Exercise aim
In the material below, find every line containing the string "title" and return it.

Information shown
● ● ● ● ● ● ●
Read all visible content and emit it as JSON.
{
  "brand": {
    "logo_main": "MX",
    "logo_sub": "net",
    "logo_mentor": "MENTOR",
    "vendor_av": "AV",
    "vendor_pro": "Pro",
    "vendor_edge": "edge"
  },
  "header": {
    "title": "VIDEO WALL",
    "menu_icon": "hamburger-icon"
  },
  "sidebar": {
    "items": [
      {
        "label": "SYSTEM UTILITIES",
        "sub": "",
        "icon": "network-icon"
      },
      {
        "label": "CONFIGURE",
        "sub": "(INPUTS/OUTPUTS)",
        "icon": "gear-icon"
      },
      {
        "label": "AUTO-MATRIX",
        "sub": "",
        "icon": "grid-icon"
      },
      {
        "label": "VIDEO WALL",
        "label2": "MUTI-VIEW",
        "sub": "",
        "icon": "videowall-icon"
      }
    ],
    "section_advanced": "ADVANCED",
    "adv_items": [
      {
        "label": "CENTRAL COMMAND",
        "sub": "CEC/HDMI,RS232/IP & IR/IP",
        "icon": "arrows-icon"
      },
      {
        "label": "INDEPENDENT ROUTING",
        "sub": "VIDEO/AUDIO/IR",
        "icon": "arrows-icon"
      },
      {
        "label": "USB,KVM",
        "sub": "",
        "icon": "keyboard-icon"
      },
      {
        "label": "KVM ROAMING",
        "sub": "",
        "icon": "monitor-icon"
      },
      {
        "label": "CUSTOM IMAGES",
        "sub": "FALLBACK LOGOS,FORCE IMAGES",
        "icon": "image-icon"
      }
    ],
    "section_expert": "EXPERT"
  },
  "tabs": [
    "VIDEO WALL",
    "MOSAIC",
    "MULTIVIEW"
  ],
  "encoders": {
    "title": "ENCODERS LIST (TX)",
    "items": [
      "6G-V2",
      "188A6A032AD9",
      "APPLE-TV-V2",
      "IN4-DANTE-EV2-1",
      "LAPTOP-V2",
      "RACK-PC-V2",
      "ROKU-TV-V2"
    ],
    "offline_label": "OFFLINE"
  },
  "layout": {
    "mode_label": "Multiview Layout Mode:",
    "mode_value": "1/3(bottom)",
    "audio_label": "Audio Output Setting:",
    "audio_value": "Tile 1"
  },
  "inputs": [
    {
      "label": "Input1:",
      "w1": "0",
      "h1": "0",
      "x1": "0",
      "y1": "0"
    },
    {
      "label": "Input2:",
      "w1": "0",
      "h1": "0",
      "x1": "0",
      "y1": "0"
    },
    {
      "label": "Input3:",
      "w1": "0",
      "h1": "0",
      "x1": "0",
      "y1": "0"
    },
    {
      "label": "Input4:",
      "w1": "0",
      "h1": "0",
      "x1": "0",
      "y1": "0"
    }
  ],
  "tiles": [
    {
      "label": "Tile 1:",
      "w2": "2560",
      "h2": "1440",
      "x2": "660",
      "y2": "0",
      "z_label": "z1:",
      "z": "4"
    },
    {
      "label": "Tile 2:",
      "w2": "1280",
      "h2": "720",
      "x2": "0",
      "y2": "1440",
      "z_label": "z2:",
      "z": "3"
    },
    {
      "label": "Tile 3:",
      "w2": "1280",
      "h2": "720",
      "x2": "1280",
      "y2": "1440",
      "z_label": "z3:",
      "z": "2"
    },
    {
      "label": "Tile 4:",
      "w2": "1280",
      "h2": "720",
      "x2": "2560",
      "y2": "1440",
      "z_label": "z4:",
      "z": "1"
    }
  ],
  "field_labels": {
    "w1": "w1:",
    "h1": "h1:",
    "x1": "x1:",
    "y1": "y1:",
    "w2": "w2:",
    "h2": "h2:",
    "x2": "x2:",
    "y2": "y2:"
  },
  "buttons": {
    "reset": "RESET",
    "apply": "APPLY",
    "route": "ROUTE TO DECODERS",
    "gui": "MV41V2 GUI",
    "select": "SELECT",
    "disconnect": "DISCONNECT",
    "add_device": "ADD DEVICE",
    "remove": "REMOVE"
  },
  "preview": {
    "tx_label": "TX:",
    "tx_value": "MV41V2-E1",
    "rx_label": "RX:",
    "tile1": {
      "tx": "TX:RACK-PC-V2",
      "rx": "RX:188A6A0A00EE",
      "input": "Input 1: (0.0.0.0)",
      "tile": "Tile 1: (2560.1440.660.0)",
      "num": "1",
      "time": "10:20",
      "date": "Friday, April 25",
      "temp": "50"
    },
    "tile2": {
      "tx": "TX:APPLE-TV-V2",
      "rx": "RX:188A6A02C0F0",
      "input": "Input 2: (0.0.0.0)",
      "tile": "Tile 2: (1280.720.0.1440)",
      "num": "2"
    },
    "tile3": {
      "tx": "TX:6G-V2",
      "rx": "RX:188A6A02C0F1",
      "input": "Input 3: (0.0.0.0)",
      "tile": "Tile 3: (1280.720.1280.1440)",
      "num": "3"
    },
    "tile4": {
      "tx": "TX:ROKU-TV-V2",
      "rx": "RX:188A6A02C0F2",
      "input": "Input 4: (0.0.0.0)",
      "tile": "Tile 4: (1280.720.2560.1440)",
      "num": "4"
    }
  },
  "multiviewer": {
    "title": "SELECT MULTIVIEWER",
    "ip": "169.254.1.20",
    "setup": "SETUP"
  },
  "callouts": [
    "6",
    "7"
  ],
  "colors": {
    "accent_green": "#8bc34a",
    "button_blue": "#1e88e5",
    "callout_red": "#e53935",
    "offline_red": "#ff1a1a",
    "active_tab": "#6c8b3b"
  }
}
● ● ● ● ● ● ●
Solution to this task
    "title": "VIDEO WALL",
    "title": "ENCODERS LIST (TX)",
    "title": "SELECT MULTIVIEWER",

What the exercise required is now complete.